Taking charge at Isuzu Australia just as the company celebrates 30 years of overall market domination is guaranteed to be no walk in the park. Still, Andrew Harbison is quietly confident he and his team have what it takes to keep the company moving in an upward trajectory.
PM: What is your work history prior to Isuzu?
AH: I spent the first 13 years of my career with South Pacific Tyres mainly managing Beaurepaires retail outlets in Queensland. Then I did a brief stint with automotive aftermarket supplier Auto One before starting in 2003 with General Motors Holden as District Sales Manager for regional Queensland.
PM: Can you provide a brief overview of your time with Isuzu Australia?
AH: In the early part of the century Isuzu had a joint venture with General Motors in Australia so it was possible for Holden employees to make an internal transfer to Isuzu. Which is what I did in early 2005, taking up the position of State Sales Manager for Isuzu in Queensland. I was in that role for a couple of years and in mid-2007 relocated to Melbourne where I moved through a number of National Sales roles before becoming Director of Sales and Marketing in 2016. Some two years later here I am in my current post.
PM: Have you always aspired to one day hold the top job?
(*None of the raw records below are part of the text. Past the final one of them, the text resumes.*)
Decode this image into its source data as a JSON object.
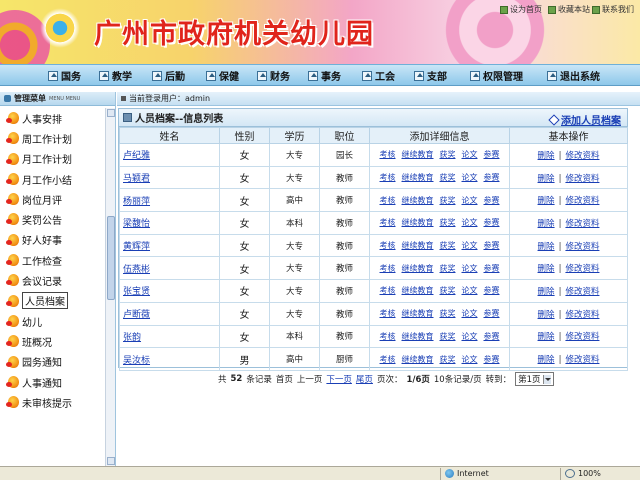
{
  "banner": {
    "title": "广州市政府机关幼儿园",
    "util": [
      "设为首页",
      "收藏本站",
      "联系我们"
    ]
  },
  "nav": [
    {
      "label": "国务"
    },
    {
      "label": "教学"
    },
    {
      "label": "后勤"
    },
    {
      "label": "保健"
    },
    {
      "label": "财务"
    },
    {
      "label": "事务"
    },
    {
      "label": "工会"
    },
    {
      "label": "支部"
    },
    {
      "label": "权限管理"
    },
    {
      "label": "退出系统"
    }
  ],
  "sidebar": {
    "title": "管理菜单",
    "subtitle": "MENU MENU",
    "items": [
      {
        "label": "人事安排"
      },
      {
        "label": "周工作计划"
      },
      {
        "label": "月工作计划"
      },
      {
        "label": "月工作小结"
      },
      {
        "label": "岗位月评"
      },
      {
        "label": "奖罚公告"
      },
      {
        "label": "好人好事"
      },
      {
        "label": "工作检查"
      },
      {
        "label": "会议记录"
      },
      {
        "label": "人员档案"
      },
      {
        "label": "幼儿"
      },
      {
        "label": "班概况"
      },
      {
        "label": "园务通知"
      },
      {
        "label": "人事通知"
      },
      {
        "label": "未审核提示"
      }
    ]
  },
  "infobar": {
    "text": "当前登录用户：admin"
  },
  "panel": {
    "title": "人员档案--信息列表",
    "add_label": "添加人员档案",
    "headers": [
      "姓名",
      "性别",
      "学历",
      "职位",
      "添加详细信息",
      "基本操作"
    ],
    "detail_links": [
      "考核",
      "继续教育",
      "获奖",
      "论文",
      "参赛"
    ],
    "ops": [
      "删除",
      "修改资料"
    ],
    "rows": [
      {
        "name": "卢纪雅",
        "gender": "女",
        "edu": "大专",
        "pos": "园长"
      },
      {
        "name": "马颖君",
        "gender": "女",
        "edu": "大专",
        "pos": "教师"
      },
      {
        "name": "杨丽萍",
        "gender": "女",
        "edu": "高中",
        "pos": "教师"
      },
      {
        "name": "梁馥怡",
        "gender": "女",
        "edu": "本科",
        "pos": "教师"
      },
      {
        "name": "黄辉萍",
        "gender": "女",
        "edu": "大专",
        "pos": "教师"
      },
      {
        "name": "伍燕彬",
        "gender": "女",
        "edu": "大专",
        "pos": "教师"
      },
      {
        "name": "张宝贤",
        "gender": "女",
        "edu": "大专",
        "pos": "教师"
      },
      {
        "name": "卢断薇",
        "gender": "女",
        "edu": "大专",
        "pos": "教师"
      },
      {
        "name": "张韵",
        "gender": "女",
        "edu": "本科",
        "pos": "教师"
      },
      {
        "name": "吴汝标",
        "gender": "男",
        "edu": "高中",
        "pos": "厨师"
      }
    ]
  },
  "pager": {
    "total_prefix": "共",
    "total": "52",
    "total_suffix": "条记录",
    "first": "首页",
    "prev": "上一页",
    "next": "下一页",
    "last": "尾页",
    "page_label": "页次：",
    "page_value": "1/6页",
    "per_page": "10条记录/页",
    "goto": "转到：",
    "select_value": "第1页"
  },
  "status": {
    "zone": "Internet",
    "zoom": "100%"
  },
  "colors": {
    "link": "#1a3fb5",
    "banner_title": "#e0241b",
    "nav": "#8ec8ea"
  }
}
AH: Absolutely. I did a Business Management degree straight out of school and the strategic aspect of business management has always been a passion of mine. While everyone has to go through the process of earning their stripes, my desire was always to be given the opportunity to run an organisation. And what a wonderful organisation I’ve been blessed with the opportunity to run.
PM: Have your prior roles been building blocks to the role you now hold?
AH: Most definitely. Even right back to my ten years of running tyre stores. Tyres are not an easy product to sell and my experience there really did imbue in me a fundamental empathy with the customers and how important it is to deliver what you promise.
PM: Leaving Isuzu Australia at an all-time high, your predecessor Phil Taylor has also handed you extremely big shoes to fill. What is your game plan to keep building on the successful position in which Phil has left the company?
AH: Phil has certainly played a big part in the success of Isuzu Australia over the last 30 years. The transition plan has been in place since I became Director of Sales and Marketing in 2016 and Phil has been a very good mentor to me since then. It’s true we butted heads from time to time but, overall we had an excellent working relationship. I think the critical point we both agree on is that you have to have the best people around you in order to succeed.
PM: It’s no secret that Isuzu’s arch rival and compatriot is more determined than ever to wrest more market share from this country’s truck market leader. Is counteraction of this effort something for which you have a specific strategy?
AH: I love golf, don’t have much time to play but love it just the same. What I have learnt from my golfing is that the key to improvement is focusing on your own game. In a business sense we need to ensure we keep doing the things that bring results time and time again. We welcome a strong, competitive and vibrant industry; this is good for everyone.
PM: With the company having amassed a committed and mature dealer network, what strategies and processes will you adopt to keep raising the bar in the crucial customer care realm?
AH: Once again, it’s all about continuing to make sure we are consistently doing what we do well. We are always liaising with our dealer network to ensure each dealer is meeting the standards that we set out in our Isuzu Care program. We have long-established relationships with most of our dealers and we work together with them to keep doing everything we can for our customers.
PM: Since cutting ties with General Motors some years back, Isuzu has remained an independent truck manufacturer. Do you think in the longer term the company could benefit from an alliance with a North American or European truck or engine manufacturer?
AH: That’s an interesting question. There have been rumblings from Isuzu Japan about a potential collaboration with Cummins but there’s been no specific details announced. I believe it cuts both ways: Being an independent company means you’re the master of your own destiny. But on the flip side there can be advantages in having strategic alliances. Even with Isuzu’s business here in Australia a lot of the strengths we have are based around strategic alliances with experts who bring into our business the technology, solutions or products that we would not necessarily be able to provide on our own.